Frank was the musical storyteller, the piped piper of all that played out on stage in the 90 minutes that followed. He used a myriad of music makers and his own voice, layered using loop technology, to welcome us into the magical world of The Little Match Girl. The sounds he composed perfectly mirrored the action on stage both in terms of movement, mood and emotion - the performers were given the wind to make Arthur Pita’s beautiful choreography take flight. The set, costume and lighting, by Yann Seabra and Ed Yetton, added to their voices and the cast and crew transported us, the audience, to a magical place.

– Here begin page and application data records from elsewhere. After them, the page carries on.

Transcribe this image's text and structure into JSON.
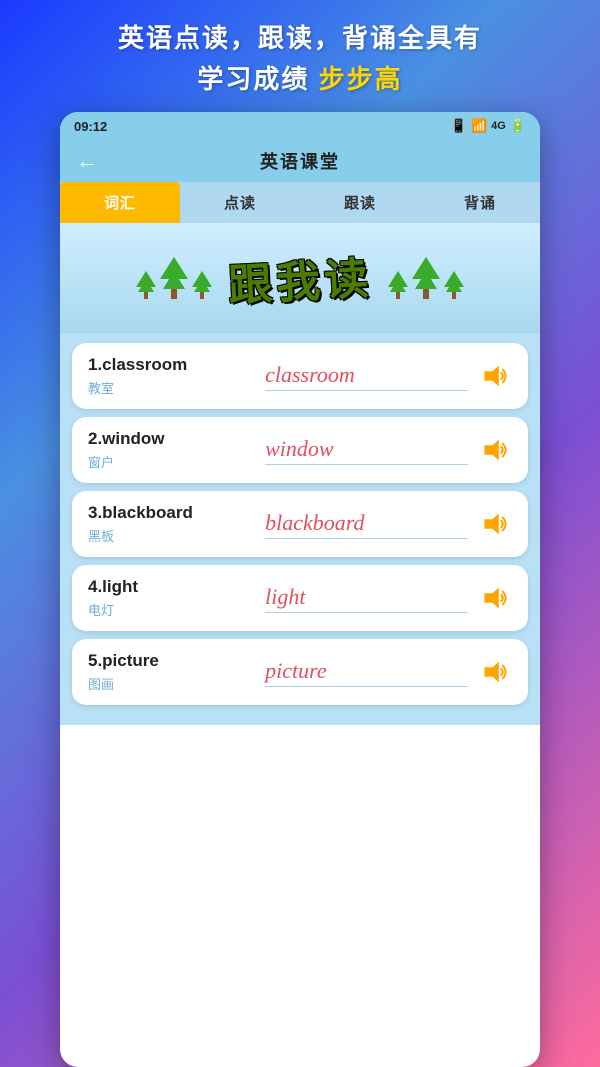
{
  "banner": {
    "line1": "英语点读，跟读，背诵全具有",
    "line2_prefix": "学习成绩",
    "line2_highlight": "步步高"
  },
  "statusBar": {
    "time": "09:12",
    "icons": "📶🔋"
  },
  "header": {
    "back": "←",
    "title": "英语课堂"
  },
  "tabs": [
    {
      "id": "vocab",
      "label": "词汇",
      "active": true
    },
    {
      "id": "read",
      "label": "点读",
      "active": false
    },
    {
      "id": "follow",
      "label": "跟读",
      "active": false
    },
    {
      "id": "recite",
      "label": "背诵",
      "active": false
    }
  ],
  "hero": {
    "text": "跟我读"
  },
  "words": [
    {
      "number": "1",
      "english": "classroom",
      "chinese": "教室",
      "display": "classroom"
    },
    {
      "number": "2",
      "english": "window",
      "chinese": "窗户",
      "display": "window"
    },
    {
      "number": "3",
      "english": "blackboard",
      "chinese": "黑板",
      "display": "blackboard"
    },
    {
      "number": "4",
      "english": "light",
      "chinese": "电灯",
      "display": "light"
    },
    {
      "number": "5",
      "english": "picture",
      "chinese": "图画",
      "display": "picture"
    }
  ]
}
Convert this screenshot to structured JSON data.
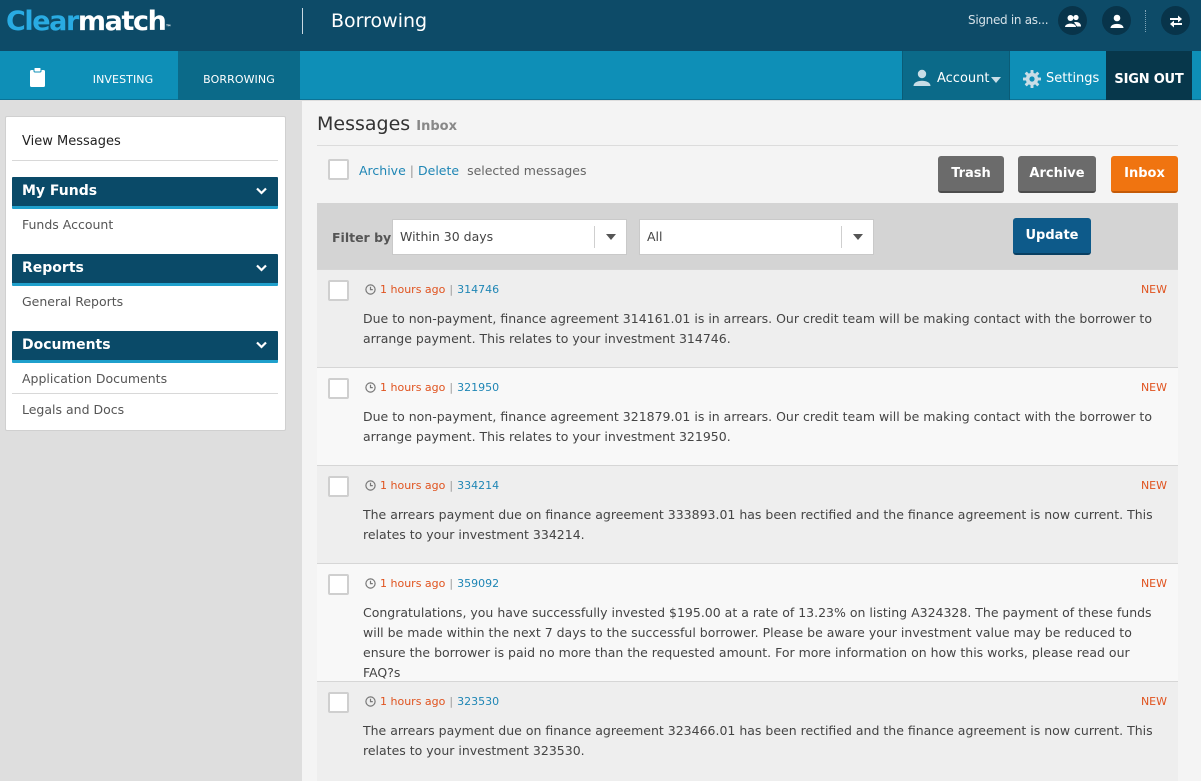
{
  "header": {
    "logo_part1": "Clear",
    "logo_part2": "match",
    "logo_tm": "™",
    "section_title": "Borrowing",
    "signed_in_text": "Signed in as..."
  },
  "nav": {
    "tabs": [
      {
        "label": "INVESTING"
      },
      {
        "label": "BORROWING"
      }
    ],
    "account_label": "Account",
    "settings_label": "Settings",
    "signout_label": "SIGN OUT"
  },
  "sidebar": {
    "view_messages": "View Messages",
    "sections": [
      {
        "title": "My Funds",
        "links": [
          "Funds Account"
        ]
      },
      {
        "title": "Reports",
        "links": [
          "General Reports"
        ]
      },
      {
        "title": "Documents",
        "links": [
          "Application Documents",
          "Legals and Docs"
        ]
      }
    ]
  },
  "main": {
    "title": "Messages",
    "subtitle": "Inbox",
    "archive_link": "Archive",
    "delete_link": "Delete",
    "selected_text": "selected messages",
    "buttons": {
      "trash": "Trash",
      "archive": "Archive",
      "inbox": "Inbox"
    },
    "filter": {
      "label": "Filter by",
      "period_value": "Within 30 days",
      "type_value": "All",
      "update_label": "Update"
    },
    "messages": [
      {
        "time": "1 hours ago",
        "ref": "314746",
        "tag": "NEW",
        "body": "Due to non-payment, finance agreement 314161.01 is in arrears. Our credit team will be making contact with the borrower to arrange payment. This relates to your investment 314746."
      },
      {
        "time": "1 hours ago",
        "ref": "321950",
        "tag": "NEW",
        "body": "Due to non-payment, finance agreement 321879.01 is in arrears. Our credit team will be making contact with the borrower to arrange payment. This relates to your investment 321950."
      },
      {
        "time": "1 hours ago",
        "ref": "334214",
        "tag": "NEW",
        "body": "The arrears payment due on finance agreement 333893.01 has been rectified and the finance agreement is now current. This relates to your investment 334214."
      },
      {
        "time": "1 hours ago",
        "ref": "359092",
        "tag": "NEW",
        "body": "Congratulations, you have successfully invested $195.00 at a rate of 13.23% on listing A324328. The payment of these funds will be made within the next 7 days to the successful borrower. Please be aware your investment value may be reduced to ensure the borrower is paid no more than the requested amount. For more information on how this works, please read our FAQ?s"
      },
      {
        "time": "1 hours ago",
        "ref": "323530",
        "tag": "NEW",
        "body": "The arrears payment due on finance agreement 323466.01 has been rectified and the finance agreement is now current. This relates to your investment 323530."
      }
    ]
  },
  "colors": {
    "header_bg": "#0d4b68",
    "nav_bg": "#0e8fb7",
    "accent_orange": "#f07410",
    "update_blue": "#0d5a8a"
  }
}
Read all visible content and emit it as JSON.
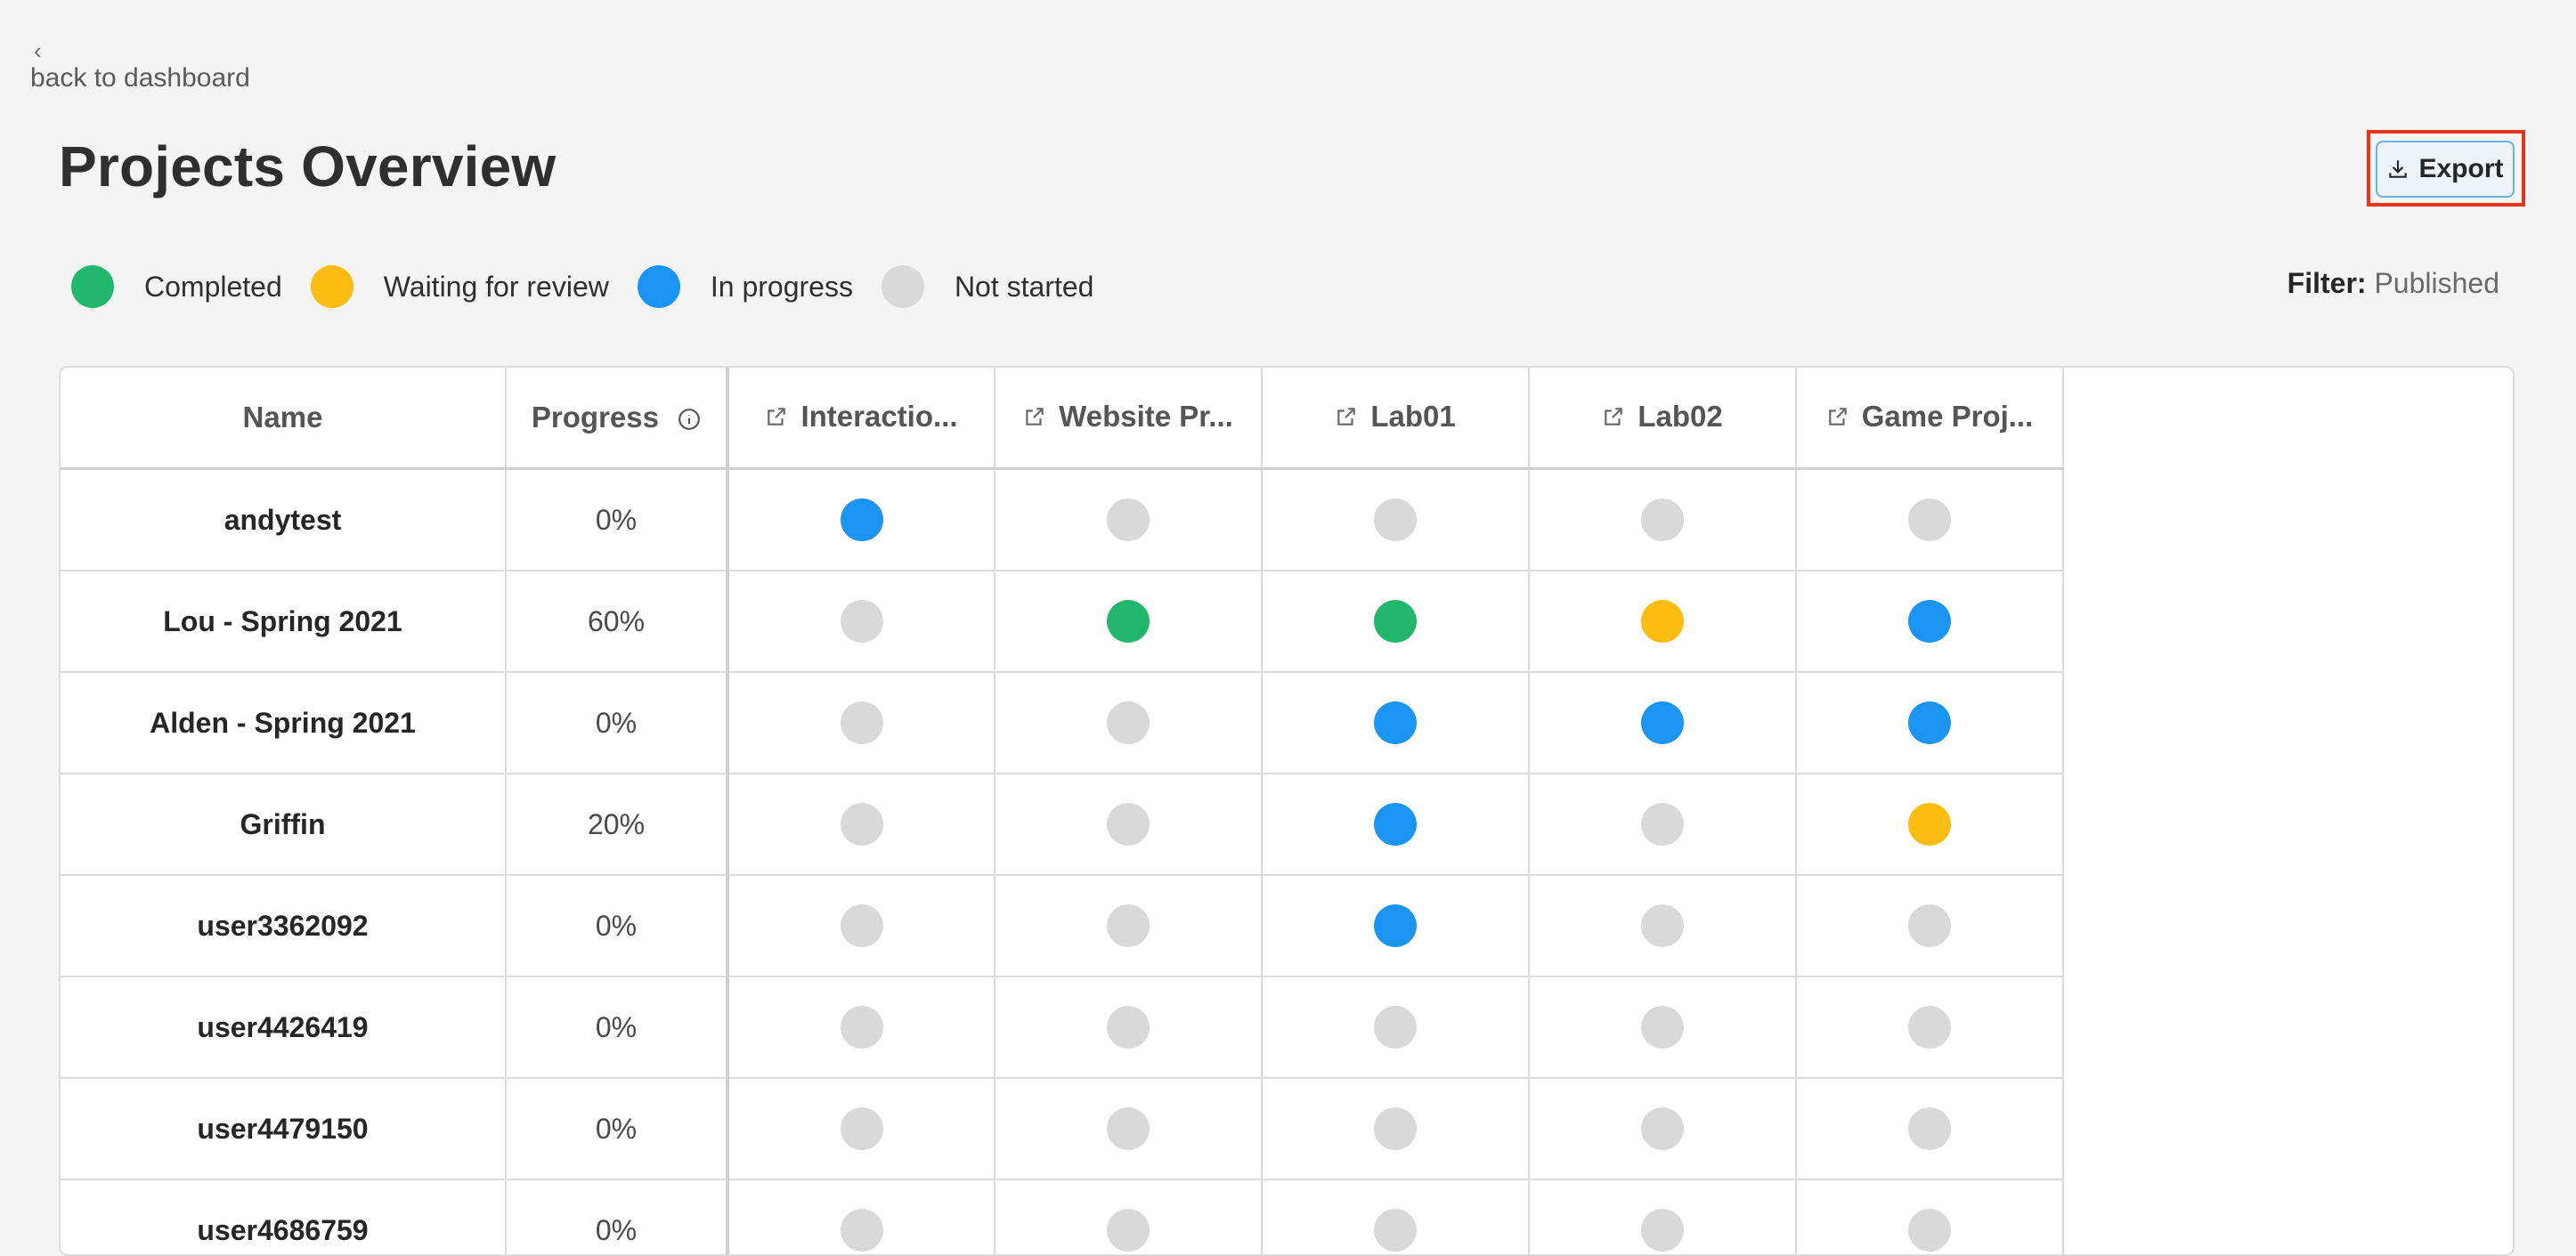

Although the program stated that our story was set in an imagery Italian city I don’t think that was important, I was transfixed, I didn’t care where, it was the who that mattered the most. The Little Match Girl, played by Corey Claire Annad, entered the stage and immediately won my heart. The joy and fragility of her performance captured the very heart of every child, and in this case, a child seemingly alone in the universe. The supporting cast played multiple roles with ease, in fact I only realised this towards the end of the performance.

Karl Fagerlund Brekke, Valentina Golfieri and Angelo Smimmo created characters that fully inhabited the city. Characters that I laughed at, disliked and believed in; with movement and song that was a joy to see and hear. Angelo’s voice as the grandmother was particularly captivating, tugging at my heart-strings as she sang to her dying grand-daughter.

This performance captured the heart of the classic Hans Christian Anderson story but took it new heights, in fact it was out of this world!

I knew that The Little Match Girl would die, it’s a well-known story, however I wanted that moment to be delayed for as long as possible. When it did arrive, my sadness was instantly translated into pure joy and I shed a tear of happiness and wonder - I had not read the program before the performance and I am glad I didn’t because the twist in the story took me by surprise and made it even more magical; I’d advise you to do the same.

Then, before I knew it, the 90 minutes upon the stage had passed, the story was at an end. All the performers received rapturous applause and it was well-deserved. They finished with a jig of joyfulness before The Little Match Girl blew out the only light that remained.

Truly magical, heart-warming and uplifting, I cannot recommend this performance enough. This is a must-see!

Reviewer: Alan Harbottle

Reviewed: 16th January 2016